‘This study is important and exciting, because it means there is a drug that can improve social learning and reduce ASD symptoms during the time when the brains of these children are still developing.
‘We know GABA and glutamate are key chemicals in the brain for plasticity and learning and so these children should have an opportunity for better quality of life and wellbeing.’
The ratio of GABA to glutamate decreased in two key regions – the insular cortex which plays a role in emotions, empathy and self-awareness and visual cortex that integrates and processes what we see.
Autism impairs social communication and relationships. People with ASD also tend to have restricted interests and show repetitive behaviour.
Bumetanide is a diuretic that enables patients with cardiovascular (pictured a defibrillator machine is a file image), liver or kidney disease to produce more urine and rid the body of surplus fluid and salt
Too much GABA can affect the development of neurons. Intervening at an early age may prevent symptoms that make their life challenging.
Prof Ching-Po Lin, of the National Yang-Ming University, Taiwan, said: ‘This is the first demonstration bumetanide improves brain function and reduces symptoms by reducing the amount of the brain chemical GABA.
‘Understanding this mechanism is a major step towards developing new and more effective drug treatments.’
Bumetanide was first approved for use in 1983. The study published in Translational Psychiatry follows research in rats and small clinical trials suggesting it works against autism.

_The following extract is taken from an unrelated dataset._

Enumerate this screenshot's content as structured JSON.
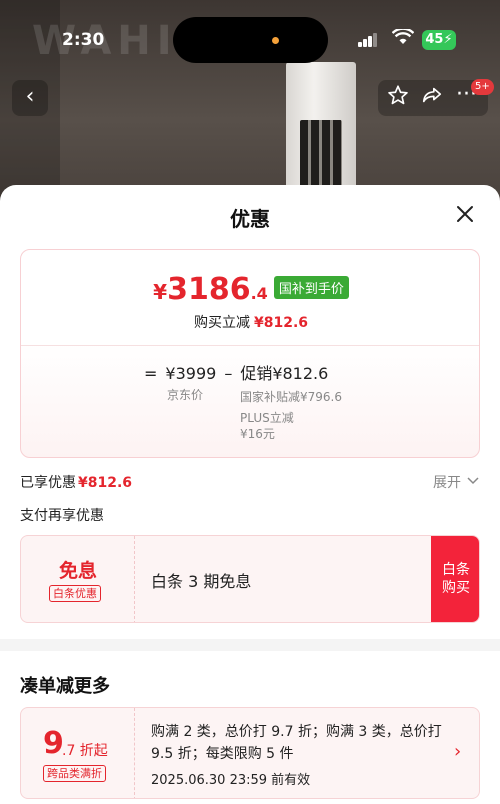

Current treatments for children are mainly behavioural interventions, such as using play and joint activities between parents and their child to boost language, social and cognitive skills.
The 83 infants were divided into two groups with 42 receiving 0.5mg dose of bumetanide twice a day for three months.
The other 41 got no treatment. Autism can be reliably diagnosed as early as 18 months of age.
Symptoms were assessed using the Childhood Autism Rating Scale (CARS) of imitation, emotional response and verbal and non-verbal communication. Children scoring above 30 are considered to have ASD.
At the start all the children had similar CARS scores but this fell to an average of 34.51 after the therapy – compared to the control group’s 37.27.
Importantly, there was also a significant reduction in the number of items with a score of three or more – an average of 3.52 compared to 5.49 respectively.
The discovery that bumetanide changes the relative concentrations of GABA to glutamate could also provide a useful biomarker for a drug’s effect.
Further studies involving a larger number of children are now needed to confirm the results, said the researchers.
Many autistic people are able to lead relatively normal lives while others require support throughout.